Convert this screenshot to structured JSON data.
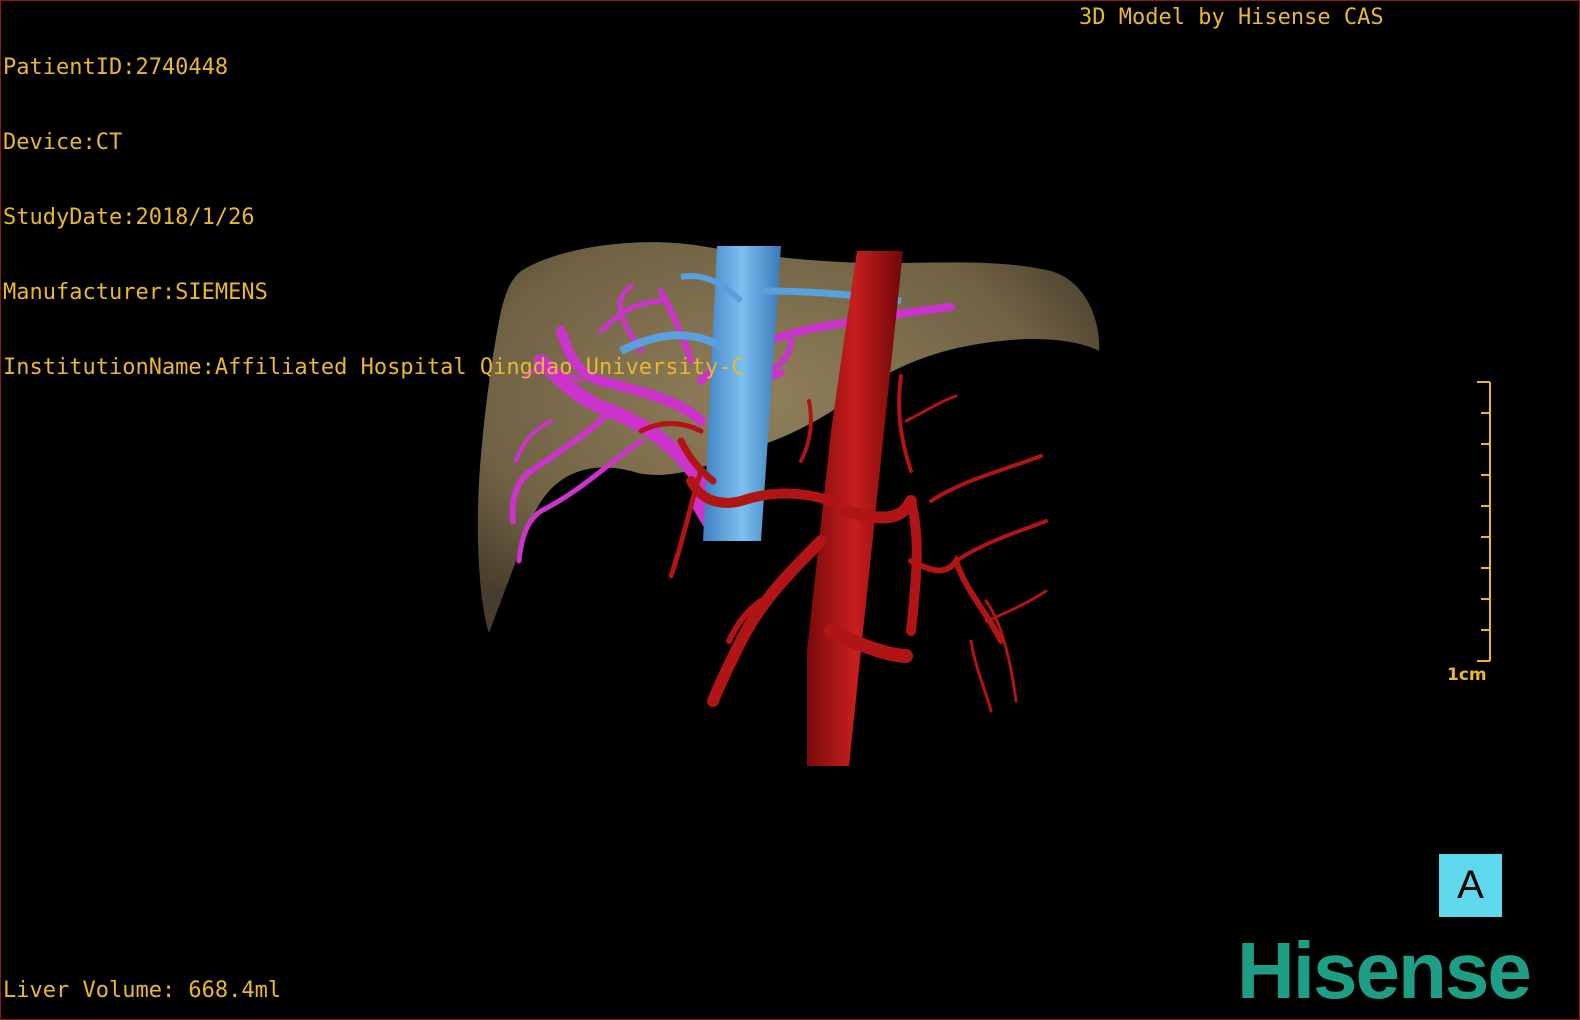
{
  "metadata": {
    "patient_id": "PatientID:2740448",
    "device": "Device:CT",
    "study_date": "StudyDate:2018/1/26",
    "manufacturer": "Manufacturer:SIEMENS",
    "institution": "InstitutionName:Affiliated Hospital Qingdao University-C"
  },
  "model_credit": "3D Model by Hisense CAS",
  "liver_volume": "Liver Volume: 668.4ml",
  "scale_bar": {
    "label": "1cm",
    "tick_count": 10
  },
  "orientation_marker": "A",
  "brand": "Hisense",
  "colors": {
    "overlay_text": "#e8b830",
    "liver": "#8a7a58",
    "hepatic_vein": "#cc33cc",
    "vena_cava": "#5aa0dc",
    "artery": "#b01414",
    "orientation_cube": "#5fd8ec",
    "brand": "#1f9e86"
  }
}
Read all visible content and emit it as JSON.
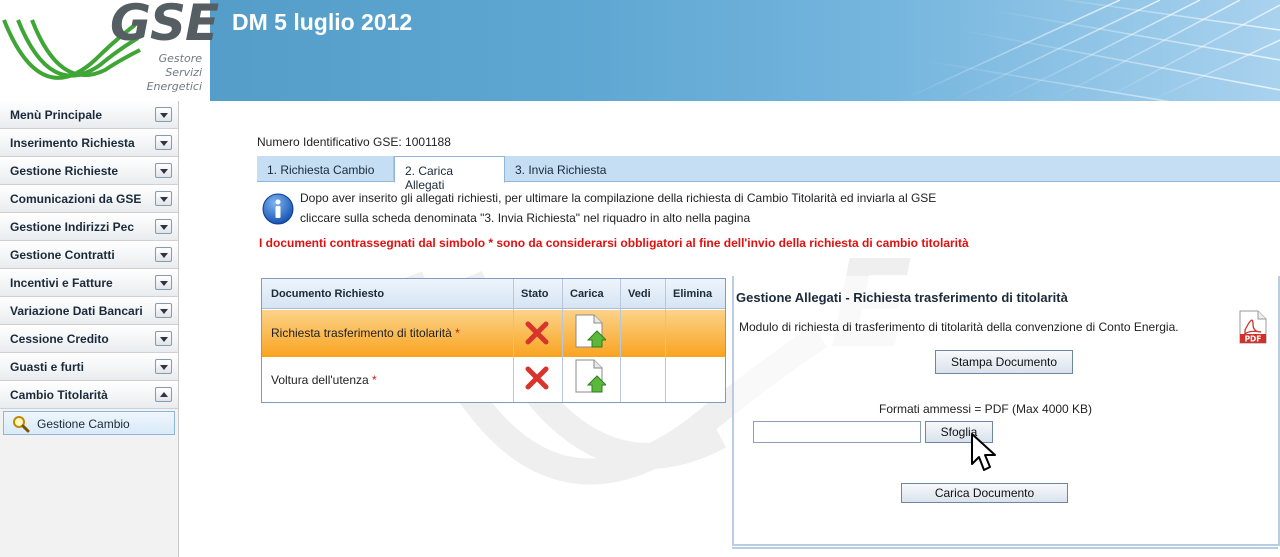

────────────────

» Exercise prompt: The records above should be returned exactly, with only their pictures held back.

» Result below:
Convert this screenshot to structured JSON data.
{
  "metadata": {
    "patient_id": "PatientID:2740448",
    "device": "Device:CT",
    "study_date": "StudyDate:2018/1/26",
    "manufacturer": "Manufacturer:SIEMENS",
    "institution": "InstitutionName:Affiliated Hospital Qingdao University-C"
  },
  "model_credit": "3D Model by Hisense CAS",
  "liver_volume": "Liver Volume: 668.4ml",
  "scale_bar": {
    "label": "1cm",
    "tick_count": 10
  },
  "orientation_marker": "A",
  "brand": "Hisense",
  "colors": {
    "overlay_text": "#e8b830",
    "liver": "#8a7a58",
    "hepatic_vein": "#cc33cc",
    "vena_cava": "#5aa0dc",
    "artery": "#b01414",
    "orientation_cube": "#5fd8ec",
    "brand": "#1f9e86"
  }
}
Read all visible content and emit it as JSON.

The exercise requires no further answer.